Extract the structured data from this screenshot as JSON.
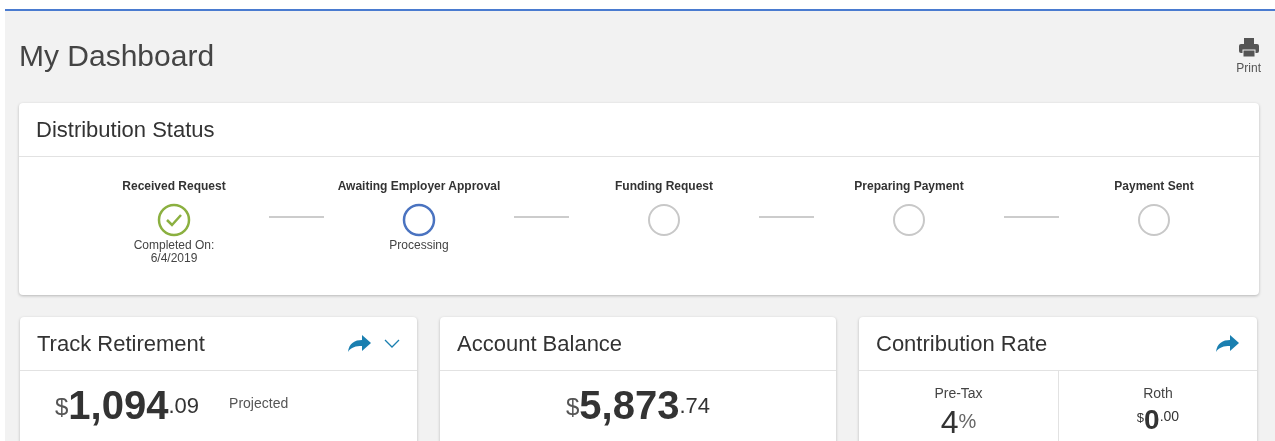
{
  "page": {
    "title": "My Dashboard",
    "print_label": "Print"
  },
  "distribution_status": {
    "title": "Distribution Status",
    "steps": [
      {
        "label": "Received Request",
        "completed": true,
        "current": false,
        "note": "Completed On:\n6/4/2019"
      },
      {
        "label": "Awaiting Employer Approval",
        "completed": false,
        "current": true,
        "note": "Processing"
      },
      {
        "label": "Funding Request",
        "completed": false,
        "current": false
      },
      {
        "label": "Preparing Payment",
        "completed": false,
        "current": false
      },
      {
        "label": "Payment Sent",
        "completed": false,
        "current": false
      }
    ]
  },
  "track_retirement": {
    "title": "Track Retirement",
    "expanded": false,
    "currency": "$",
    "whole": "1,094",
    "cents": ".09",
    "caption": "Projected"
  },
  "account_balance": {
    "title": "Account Balance",
    "currency": "$",
    "whole": "5,873",
    "cents": ".74"
  },
  "contribution_rate": {
    "title": "Contribution Rate",
    "columns": [
      {
        "label": "Pre-Tax",
        "kind": "percent",
        "whole": "4",
        "unit": "%"
      },
      {
        "label": "Roth",
        "kind": "dollar",
        "currency": "$",
        "whole": "0",
        "cents": ".00"
      }
    ]
  }
}
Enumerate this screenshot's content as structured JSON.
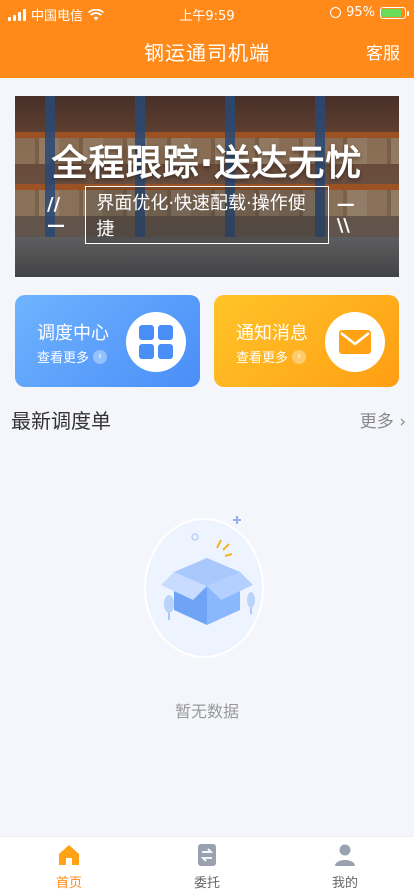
{
  "status_bar": {
    "carrier": "中国电信",
    "time": "上午9:59",
    "battery": "95%"
  },
  "header": {
    "title": "钢运通司机端",
    "right_action": "客服"
  },
  "banner": {
    "headline": "全程跟踪·送达无忧",
    "subline": "界面优化·快速配载·操作便捷",
    "deco_left": "//—",
    "deco_right": "—\\\\"
  },
  "cards": [
    {
      "title": "调度中心",
      "more": "查看更多",
      "icon": "grid-icon",
      "color": "#4a8ef8"
    },
    {
      "title": "通知消息",
      "more": "查看更多",
      "icon": "mail-icon",
      "color": "#ff9e12"
    }
  ],
  "section": {
    "title": "最新调度单",
    "more": "更多"
  },
  "empty": {
    "text": "暂无数据"
  },
  "tabs": [
    {
      "label": "首页",
      "icon": "home-icon",
      "active": true
    },
    {
      "label": "委托",
      "icon": "transfer-icon",
      "active": false
    },
    {
      "label": "我的",
      "icon": "person-icon",
      "active": false
    }
  ],
  "colors": {
    "accent": "#ff8a1a",
    "background": "#f4f6fb"
  }
}
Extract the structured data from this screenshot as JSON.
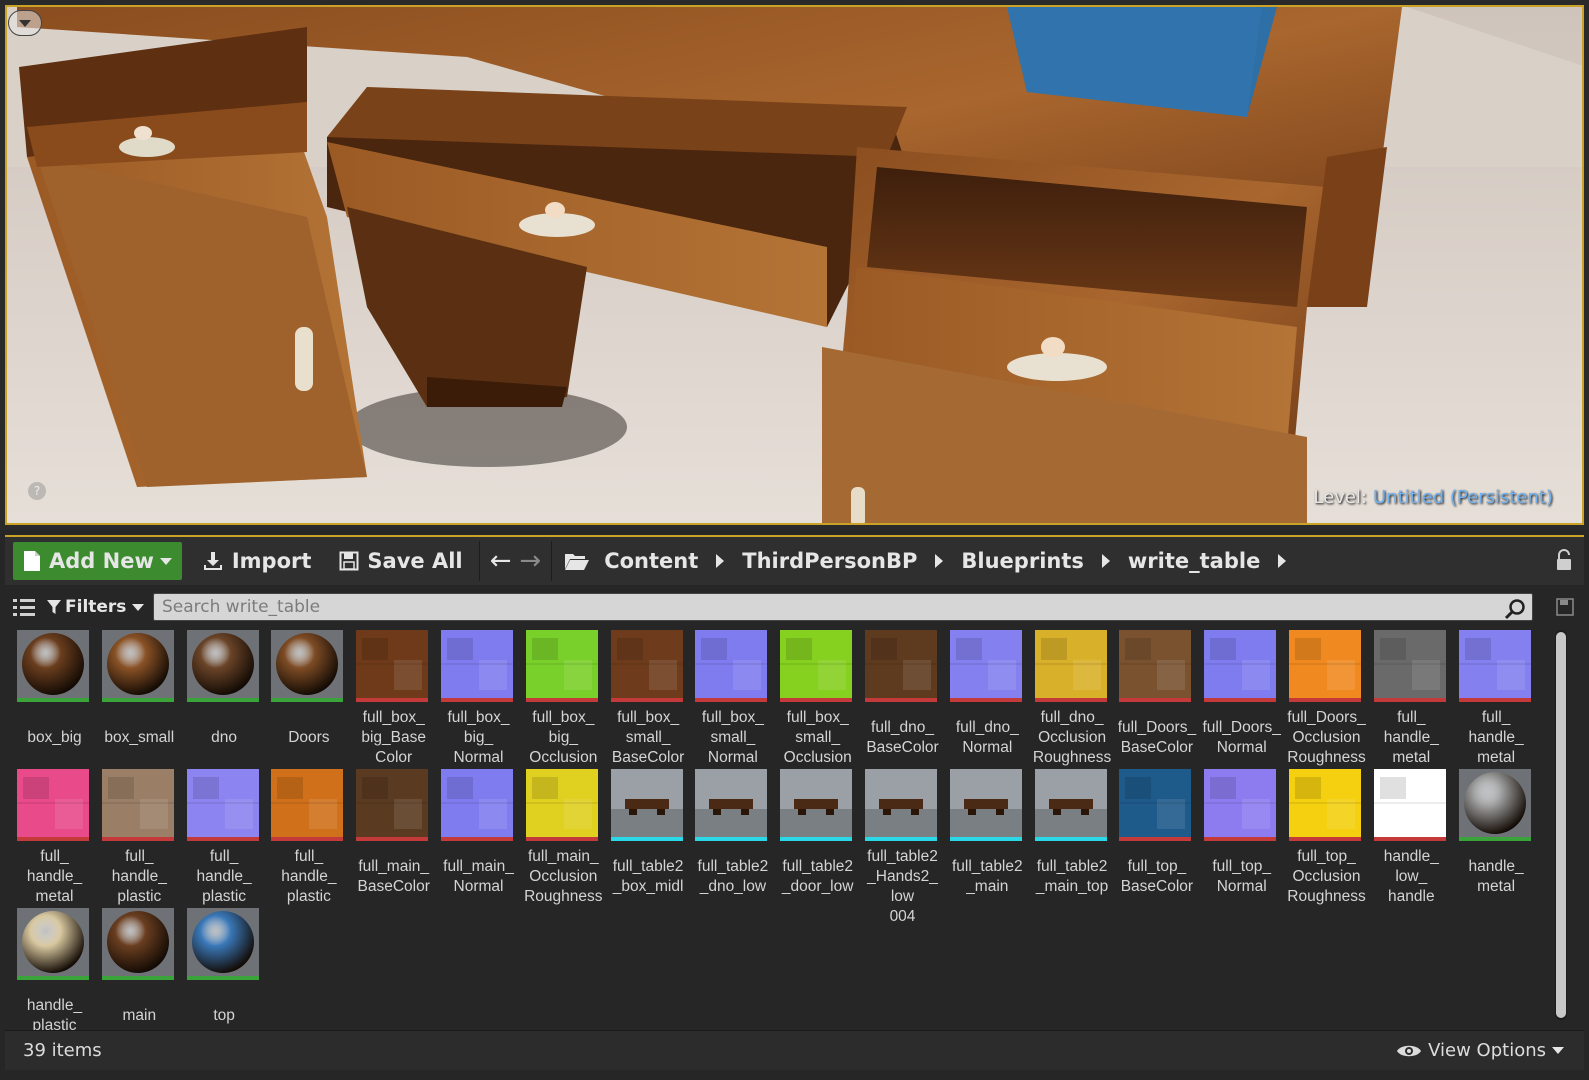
{
  "viewport": {
    "level_label": "Level:",
    "level_name": "Untitled (Persistent)",
    "help_glyph": "?"
  },
  "toolbar": {
    "add_new_label": "Add New",
    "import_label": "Import",
    "save_all_label": "Save All",
    "breadcrumbs": [
      "Content",
      "ThirdPersonBP",
      "Blueprints",
      "write_table"
    ]
  },
  "filterbar": {
    "filters_label": "Filters",
    "search_placeholder": "Search write_table"
  },
  "status": {
    "item_count": "39 items",
    "view_options_label": "View Options"
  },
  "assets": [
    {
      "name": "box_big",
      "type": "material",
      "color": "#6b3e1e",
      "strip": "#3aa33a"
    },
    {
      "name": "box_small",
      "type": "material",
      "color": "#8a5226",
      "strip": "#3aa33a"
    },
    {
      "name": "dno",
      "type": "material",
      "color": "#6a4428",
      "strip": "#3aa33a"
    },
    {
      "name": "Doors",
      "type": "material",
      "color": "#7e4c25",
      "strip": "#3aa33a"
    },
    {
      "name": "full_box_ big_Base Color",
      "type": "texture",
      "color": "#6e3a1a",
      "strip": "#c43a3a"
    },
    {
      "name": "full_box_ big_ Normal",
      "type": "texture",
      "color": "#7f7cf0",
      "strip": "#c43a3a"
    },
    {
      "name": "full_box_ big_ Occlusion",
      "type": "texture",
      "color": "#7ad02a",
      "strip": "#c43a3a"
    },
    {
      "name": "full_box_ small_ BaseColor",
      "type": "texture",
      "color": "#6e3c1c",
      "strip": "#c43a3a"
    },
    {
      "name": "full_box_ small_ Normal",
      "type": "texture",
      "color": "#7f7cf0",
      "strip": "#c43a3a"
    },
    {
      "name": "full_box_ small_ Occlusion",
      "type": "texture",
      "color": "#86d020",
      "strip": "#c43a3a"
    },
    {
      "name": "full_dno_ BaseColor",
      "type": "texture",
      "color": "#5e3a1e",
      "strip": "#c43a3a"
    },
    {
      "name": "full_dno_ Normal",
      "type": "texture",
      "color": "#8480f0",
      "strip": "#c43a3a"
    },
    {
      "name": "full_dno_ Occlusion Roughness",
      "type": "texture",
      "color": "#d8b02a",
      "strip": "#c43a3a"
    },
    {
      "name": "full_Doors_ BaseColor",
      "type": "texture",
      "color": "#7a5230",
      "strip": "#c43a3a"
    },
    {
      "name": "full_Doors_ Normal",
      "type": "texture",
      "color": "#7f7cf0",
      "strip": "#c43a3a"
    },
    {
      "name": "full_Doors_ Occlusion Roughness",
      "type": "texture",
      "color": "#f08a20",
      "strip": "#c43a3a"
    },
    {
      "name": "full_ handle_ metal",
      "type": "texture",
      "color": "#6a6a6a",
      "strip": "#c43a3a"
    },
    {
      "name": "full_ handle_ metal",
      "type": "texture",
      "color": "#8480f0",
      "strip": "#c43a3a"
    },
    {
      "name": "full_ handle_ metal",
      "type": "texture",
      "color": "#e84a8a",
      "strip": "#c43a3a"
    },
    {
      "name": "full_ handle_ plastic",
      "type": "texture",
      "color": "#9a7e66",
      "strip": "#c43a3a"
    },
    {
      "name": "full_ handle_ plastic",
      "type": "texture",
      "color": "#8c84f0",
      "strip": "#c43a3a"
    },
    {
      "name": "full_ handle_ plastic",
      "type": "texture",
      "color": "#d0701a",
      "strip": "#c43a3a"
    },
    {
      "name": "full_main_ BaseColor",
      "type": "texture",
      "color": "#5a3a20",
      "strip": "#c43a3a"
    },
    {
      "name": "full_main_ Normal",
      "type": "texture",
      "color": "#7f7cf0",
      "strip": "#c43a3a"
    },
    {
      "name": "full_main_ Occlusion Roughness",
      "type": "texture",
      "color": "#e0d020",
      "strip": "#c43a3a"
    },
    {
      "name": "full_table2 _box_midl",
      "type": "mesh",
      "color": "#8a8a8a",
      "strip": "#2ad8e8"
    },
    {
      "name": "full_table2 _dno_low",
      "type": "mesh",
      "color": "#8a8a8a",
      "strip": "#2ad8e8"
    },
    {
      "name": "full_table2 _door_low",
      "type": "mesh",
      "color": "#8a8a8a",
      "strip": "#2ad8e8"
    },
    {
      "name": "full_table2 _Hands2_ low 004",
      "type": "mesh",
      "color": "#8a8a8a",
      "strip": "#2ad8e8"
    },
    {
      "name": "full_table2 _main",
      "type": "mesh",
      "color": "#8a8a8a",
      "strip": "#2ad8e8"
    },
    {
      "name": "full_table2 _main_top",
      "type": "mesh",
      "color": "#8a8a8a",
      "strip": "#2ad8e8"
    },
    {
      "name": "full_top_ BaseColor",
      "type": "texture",
      "color": "#1e5a8a",
      "strip": "#c43a3a"
    },
    {
      "name": "full_top_ Normal",
      "type": "texture",
      "color": "#8c7cf0",
      "strip": "#c43a3a"
    },
    {
      "name": "full_top_ Occlusion Roughness",
      "type": "texture",
      "color": "#f4d010",
      "strip": "#c43a3a"
    },
    {
      "name": "handle_ low_ handle",
      "type": "texture",
      "color": "#ffffff",
      "strip": "#c43a3a"
    },
    {
      "name": "handle_ metal",
      "type": "material",
      "color": "#9a9a9a",
      "strip": "#3aa33a"
    },
    {
      "name": "handle_ plastic",
      "type": "material",
      "color": "#d8c8a0",
      "strip": "#3aa33a"
    },
    {
      "name": "main",
      "type": "material",
      "color": "#6a3e20",
      "strip": "#3aa33a"
    },
    {
      "name": "top",
      "type": "material",
      "color": "#3a78b8",
      "strip": "#3aa33a"
    }
  ]
}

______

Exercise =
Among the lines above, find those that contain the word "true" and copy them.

Final answer =
        "completed": true,
        "current": true,
      "active": true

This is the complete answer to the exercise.